The need for humans?
In a world where technology is taking an ever-greater role in our lives, do we still need humans? That’s the question asked by Peter Hancock, Provost Distinguished Research Professor at the University of Central Florida, in an article in the journal Ergonomics that examines the place of people in an increasingly automated environment.
He highlights the move towards a greater use of AI and the decreasing need for human operators, where “the natural progression of that line of evolution is the eventual excision of humans from access to any form of control loop at all”.
And he argues that it’s “a worthwhile exercise to contemplate the rather counter-intuitive proposition of continuing human necessity”. But despite acknowledging that “the age of the human worker is waning”, Professor Hancock does not believe that work – or the motivation to carry it out – will vanish.
He said: “Understanding the changes in discretionary, as compared to obligatory, roles of human users and operators in systems is central to ergonomics practice.
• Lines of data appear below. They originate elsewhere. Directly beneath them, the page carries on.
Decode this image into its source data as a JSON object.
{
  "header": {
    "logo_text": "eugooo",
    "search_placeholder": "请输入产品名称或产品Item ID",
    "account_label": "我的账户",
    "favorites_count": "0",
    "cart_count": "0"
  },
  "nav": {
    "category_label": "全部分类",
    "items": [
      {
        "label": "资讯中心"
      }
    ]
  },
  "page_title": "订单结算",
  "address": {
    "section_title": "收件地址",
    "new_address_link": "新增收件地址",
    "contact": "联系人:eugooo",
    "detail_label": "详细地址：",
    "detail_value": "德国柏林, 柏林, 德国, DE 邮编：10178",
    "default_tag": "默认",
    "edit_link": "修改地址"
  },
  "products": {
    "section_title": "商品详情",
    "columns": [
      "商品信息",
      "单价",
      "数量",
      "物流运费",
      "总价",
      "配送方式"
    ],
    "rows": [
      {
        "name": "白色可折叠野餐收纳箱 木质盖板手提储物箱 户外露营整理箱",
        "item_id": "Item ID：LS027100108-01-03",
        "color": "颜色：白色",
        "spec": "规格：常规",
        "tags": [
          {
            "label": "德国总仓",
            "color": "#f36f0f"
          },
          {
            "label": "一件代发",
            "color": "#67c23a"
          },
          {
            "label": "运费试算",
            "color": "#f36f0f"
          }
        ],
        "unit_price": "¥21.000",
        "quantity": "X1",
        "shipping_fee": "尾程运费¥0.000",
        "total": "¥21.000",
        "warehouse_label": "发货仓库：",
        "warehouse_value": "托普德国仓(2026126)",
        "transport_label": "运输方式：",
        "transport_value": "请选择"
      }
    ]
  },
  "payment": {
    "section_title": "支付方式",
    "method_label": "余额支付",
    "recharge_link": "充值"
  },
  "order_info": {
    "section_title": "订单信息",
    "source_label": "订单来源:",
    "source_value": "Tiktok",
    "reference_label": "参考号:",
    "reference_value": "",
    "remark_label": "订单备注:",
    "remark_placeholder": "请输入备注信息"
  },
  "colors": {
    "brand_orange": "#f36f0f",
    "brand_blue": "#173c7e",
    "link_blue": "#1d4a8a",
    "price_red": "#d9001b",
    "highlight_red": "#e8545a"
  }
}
Envisioning this path of potential progress, and then witnessing and impacting its actual realisation, permits practitioners to optimise their professional and personal strategies as they deal with this next critical step in the relationship between humans and technology.”
You can read the full article here and have your say on the future role of humans in a more technologically advanced world in our Communities Open Forum.